The answer is an exact repetition of every entry, with all images left out.

*EXTRACTED RECORDS:*
--

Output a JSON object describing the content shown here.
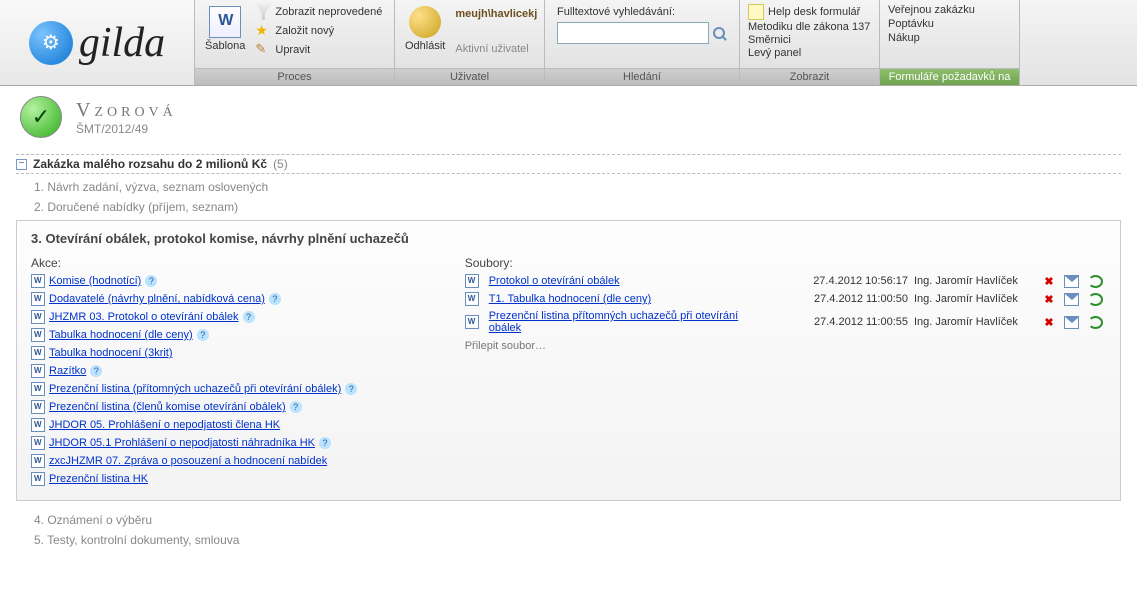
{
  "logo_text": "gilda",
  "ribbon": {
    "proces": {
      "footer": "Proces",
      "template_label": "Šablona",
      "items": [
        "Zobrazit neprovedené",
        "Založit nový",
        "Upravit"
      ]
    },
    "uzivatel": {
      "footer": "Uživatel",
      "logout_label": "Odhlásit",
      "username": "meujh\\havlicekj",
      "sub": "Aktivní uživatel"
    },
    "hledani": {
      "footer": "Hledání",
      "label": "Fulltextové vyhledávání:"
    },
    "zobrazit": {
      "footer": "Zobrazit",
      "items": [
        "Help desk formulář",
        "Metodiku dle zákona 137",
        "Směrnici",
        "Levý panel"
      ]
    },
    "pozadavky": {
      "footer": "Formuláře požadavků na",
      "items": [
        "Veřejnou zakázku",
        "Poptávku",
        "Nákup"
      ]
    }
  },
  "page": {
    "title": "Vzorová",
    "sub": "ŠMT/2012/49"
  },
  "step_group": {
    "title": "Zakázka malého rozsahu do 2 milionů Kč",
    "count": "(5)"
  },
  "steps_header": {
    "s1": "1. Návrh zadání, výzva, seznam oslovených",
    "s2": "2. Doručené nabídky (příjem, seznam)",
    "s4": "4. Oznámení o výběru",
    "s5": "5. Testy, kontrolní dokumenty, smlouva"
  },
  "panel": {
    "title": "3. Otevírání obálek, protokol komise, návrhy plnění uchazečů",
    "actions_label": "Akce:",
    "files_label": "Soubory:",
    "attach_label": "Přilepit soubor…",
    "actions": [
      {
        "text": "Komise (hodnotící)",
        "help": true
      },
      {
        "text": "Dodavatelé (návrhy plnění, nabídková cena)",
        "help": true
      },
      {
        "text": "JHZMR 03. Protokol o otevírání obálek",
        "help": true
      },
      {
        "text": "Tabulka hodnocení (dle ceny)",
        "help": true
      },
      {
        "text": "Tabulka hodnocení (3krit)",
        "help": false
      },
      {
        "text": "Razítko",
        "help": true
      },
      {
        "text": "Prezenční listina (přítomných uchazečů při otevírání obálek)",
        "help": true
      },
      {
        "text": "Prezenční listina (členů komise otevírání obálek)",
        "help": true
      },
      {
        "text": "JHDOR 05. Prohlášení o nepodjatosti člena HK",
        "help": false
      },
      {
        "text": "JHDOR 05.1 Prohlášení o nepodjatosti náhradníka HK",
        "help": true
      },
      {
        "text": "zxcJHZMR 07. Zpráva o posouzení a hodnocení nabídek",
        "help": false
      },
      {
        "text": "Prezenční listina HK",
        "help": false
      }
    ],
    "files": [
      {
        "name": "Protokol o otevírání obálek",
        "time": "27.4.2012 10:56:17",
        "user": "Ing. Jaromír Havlíček"
      },
      {
        "name": "T1. Tabulka hodnocení (dle ceny)",
        "time": "27.4.2012 11:00:50",
        "user": "Ing. Jaromír Havlíček"
      },
      {
        "name": "Prezenční listina přítomných uchazečů při otevírání obálek",
        "time": "27.4.2012 11:00:55",
        "user": "Ing. Jaromír Havlíček"
      }
    ]
  }
}
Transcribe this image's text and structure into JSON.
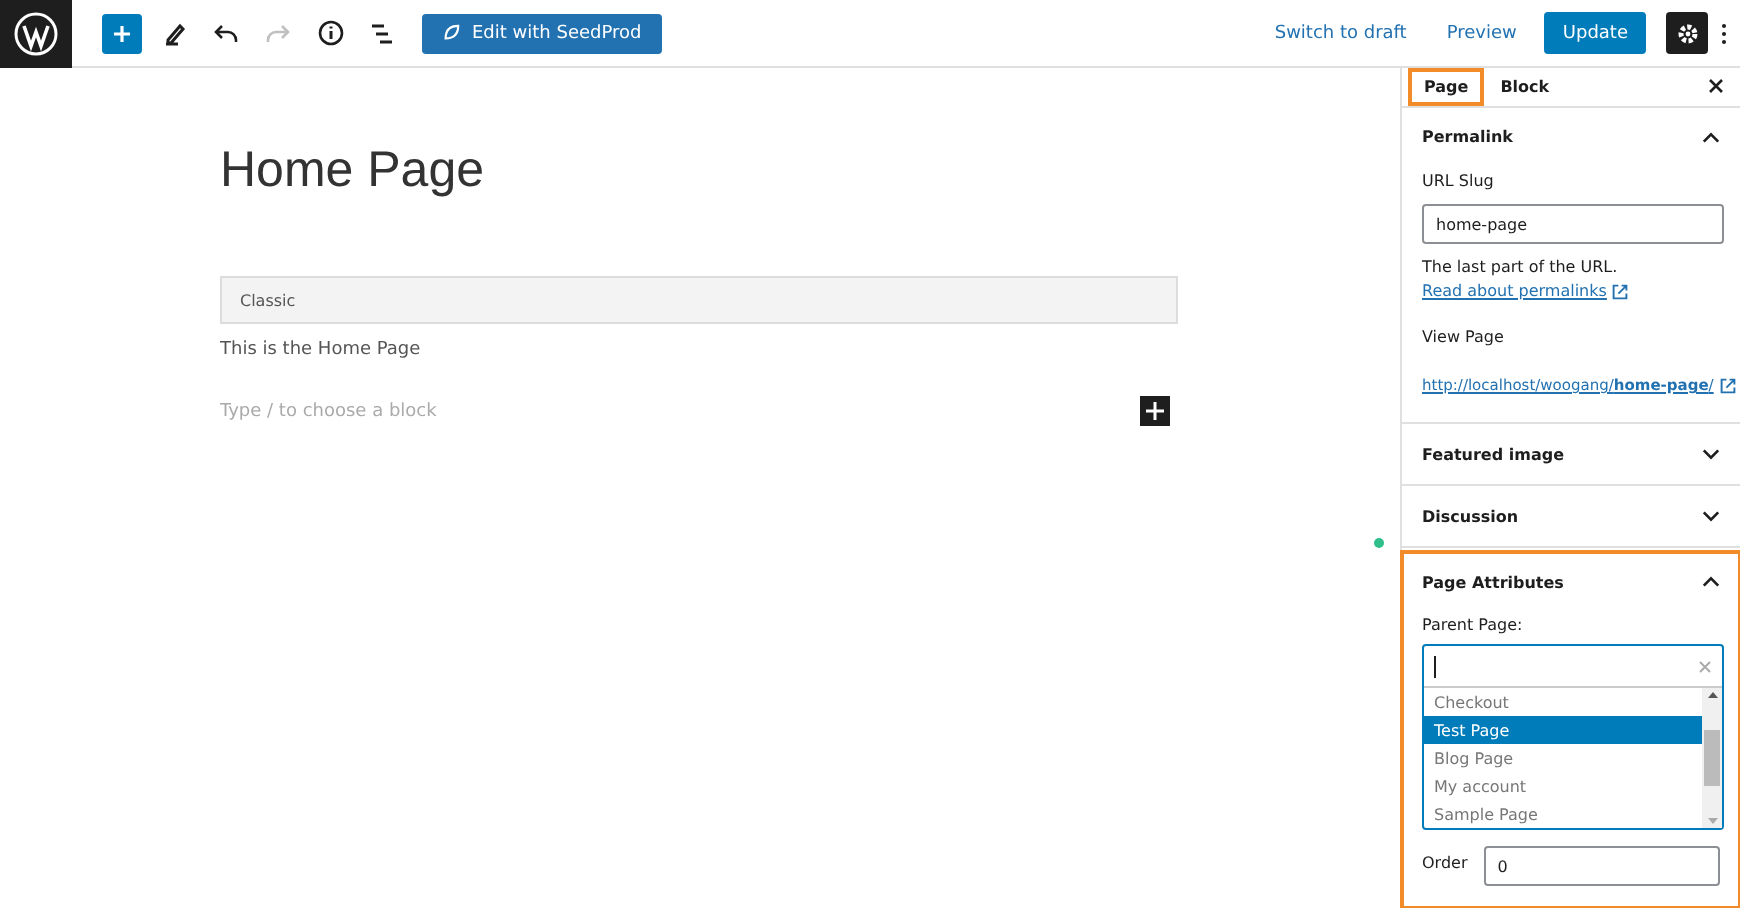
{
  "toolbar": {
    "seedprod_button": "Edit with SeedProd",
    "redo_disabled": true,
    "switch_to_draft": "Switch to draft",
    "preview": "Preview",
    "update": "Update",
    "settings_on": true
  },
  "editor": {
    "title": "Home Page",
    "classic_label": "Classic",
    "paragraph": "This is the Home Page",
    "block_placeholder": "Type / to choose a block"
  },
  "sidebar": {
    "tabs": [
      {
        "label": "Page",
        "selected": true,
        "highlighted": true
      },
      {
        "label": "Block",
        "selected": false,
        "highlighted": false
      }
    ],
    "permalink": {
      "title": "Permalink",
      "expanded": true,
      "slug_label": "URL Slug",
      "slug": "home-page",
      "help": "The last part of the URL.",
      "help_link": "Read about permalinks",
      "view_label": "View Page",
      "url": "http://localhost/woogang/**home-page**/"
    },
    "panels": [
      {
        "title": "Featured image",
        "expanded": false
      },
      {
        "title": "Discussion",
        "expanded": false
      }
    ],
    "attributes": {
      "title": "Page Attributes",
      "expanded": true,
      "highlighted": true,
      "parent_label": "Parent Page:",
      "options": [
        {
          "label": "Checkout",
          "selected": false
        },
        {
          "label": "Test Page",
          "selected": true
        },
        {
          "label": "Blog Page",
          "selected": false
        },
        {
          "label": "My account",
          "selected": false
        },
        {
          "label": "Sample Page",
          "selected": false
        }
      ],
      "order_label": "Order",
      "order": "0"
    }
  }
}
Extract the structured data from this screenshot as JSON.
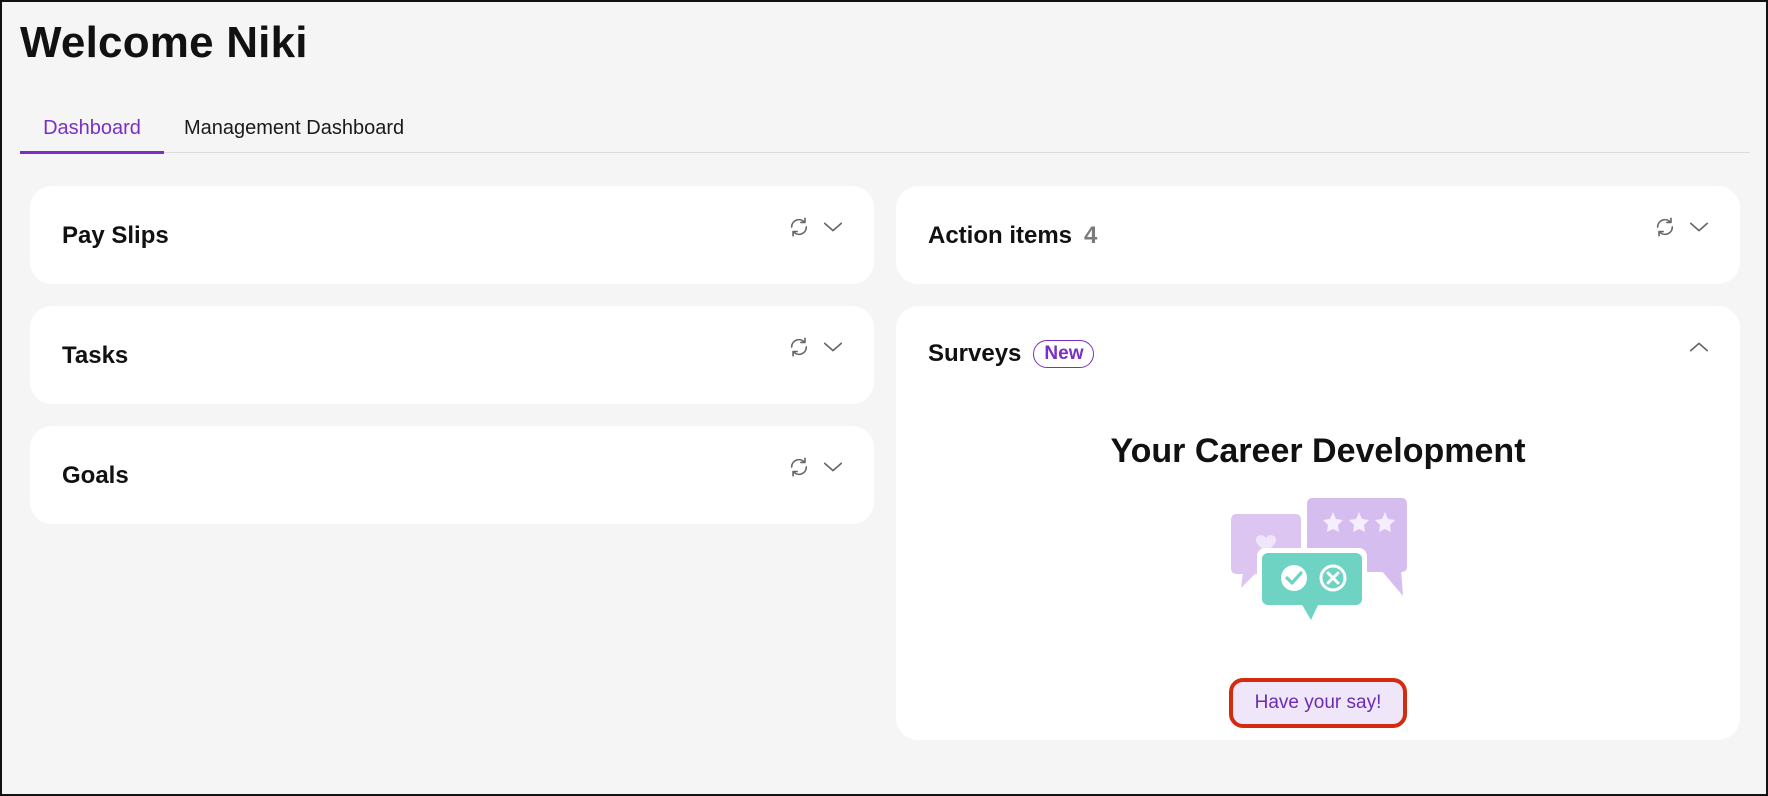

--

*RESULT:*
Output a JSON object describing the content shown here.
{
  "logo_text": "gilda",
  "ribbon": {
    "proces": {
      "footer": "Proces",
      "template_label": "Šablona",
      "items": [
        "Zobrazit neprovedené",
        "Založit nový",
        "Upravit"
      ]
    },
    "uzivatel": {
      "footer": "Uživatel",
      "logout_label": "Odhlásit",
      "username": "meujh\\havlicekj",
      "sub": "Aktivní uživatel"
    },
    "hledani": {
      "footer": "Hledání",
      "label": "Fulltextové vyhledávání:"
    },
    "zobrazit": {
      "footer": "Zobrazit",
      "items": [
        "Help desk formulář",
        "Metodiku dle zákona 137",
        "Směrnici",
        "Levý panel"
      ]
    },
    "pozadavky": {
      "footer": "Formuláře požadavků na",
      "items": [
        "Veřejnou zakázku",
        "Poptávku",
        "Nákup"
      ]
    }
  },
  "page": {
    "title": "Vzorová",
    "sub": "ŠMT/2012/49"
  },
  "step_group": {
    "title": "Zakázka malého rozsahu do 2 milionů Kč",
    "count": "(5)"
  },
  "steps_header": {
    "s1": "1. Návrh zadání, výzva, seznam oslovených",
    "s2": "2. Doručené nabídky (příjem, seznam)",
    "s4": "4. Oznámení o výběru",
    "s5": "5. Testy, kontrolní dokumenty, smlouva"
  },
  "panel": {
    "title": "3. Otevírání obálek, protokol komise, návrhy plnění uchazečů",
    "actions_label": "Akce:",
    "files_label": "Soubory:",
    "attach_label": "Přilepit soubor…",
    "actions": [
      {
        "text": "Komise (hodnotící)",
        "help": true
      },
      {
        "text": "Dodavatelé (návrhy plnění, nabídková cena)",
        "help": true
      },
      {
        "text": "JHZMR 03. Protokol o otevírání obálek",
        "help": true
      },
      {
        "text": "Tabulka hodnocení (dle ceny)",
        "help": true
      },
      {
        "text": "Tabulka hodnocení (3krit)",
        "help": false
      },
      {
        "text": "Razítko",
        "help": true
      },
      {
        "text": "Prezenční listina (přítomných uchazečů při otevírání obálek)",
        "help": true
      },
      {
        "text": "Prezenční listina (členů komise otevírání obálek)",
        "help": true
      },
      {
        "text": "JHDOR 05. Prohlášení o nepodjatosti člena HK",
        "help": false
      },
      {
        "text": "JHDOR 05.1 Prohlášení o nepodjatosti náhradníka HK",
        "help": true
      },
      {
        "text": "zxcJHZMR 07. Zpráva o posouzení a hodnocení nabídek",
        "help": false
      },
      {
        "text": "Prezenční listina HK",
        "help": false
      }
    ],
    "files": [
      {
        "name": "Protokol o otevírání obálek",
        "time": "27.4.2012 10:56:17",
        "user": "Ing. Jaromír Havlíček"
      },
      {
        "name": "T1. Tabulka hodnocení (dle ceny)",
        "time": "27.4.2012 11:00:50",
        "user": "Ing. Jaromír Havlíček"
      },
      {
        "name": "Prezenční listina přítomných uchazečů při otevírání obálek",
        "time": "27.4.2012 11:00:55",
        "user": "Ing. Jaromír Havlíček"
      }
    ]
  }
}
Transcribe this image's text and structure into JSON.
{
  "toolbar": {
    "seedprod_button": "Edit with SeedProd",
    "redo_disabled": true,
    "switch_to_draft": "Switch to draft",
    "preview": "Preview",
    "update": "Update",
    "settings_on": true
  },
  "editor": {
    "title": "Home Page",
    "classic_label": "Classic",
    "paragraph": "This is the Home Page",
    "block_placeholder": "Type / to choose a block"
  },
  "sidebar": {
    "tabs": [
      {
        "label": "Page",
        "selected": true,
        "highlighted": true
      },
      {
        "label": "Block",
        "selected": false,
        "highlighted": false
      }
    ],
    "permalink": {
      "title": "Permalink",
      "expanded": true,
      "slug_label": "URL Slug",
      "slug": "home-page",
      "help": "The last part of the URL.",
      "help_link": "Read about permalinks",
      "view_label": "View Page",
      "url": "http://localhost/woogang/**home-page**/"
    },
    "panels": [
      {
        "title": "Featured image",
        "expanded": false
      },
      {
        "title": "Discussion",
        "expanded": false
      }
    ],
    "attributes": {
      "title": "Page Attributes",
      "expanded": true,
      "highlighted": true,
      "parent_label": "Parent Page:",
      "options": [
        {
          "label": "Checkout",
          "selected": false
        },
        {
          "label": "Test Page",
          "selected": true
        },
        {
          "label": "Blog Page",
          "selected": false
        },
        {
          "label": "My account",
          "selected": false
        },
        {
          "label": "Sample Page",
          "selected": false
        }
      ],
      "order_label": "Order",
      "order": "0"
    }
  }
}
Extract the structured data from this screenshot as JSON.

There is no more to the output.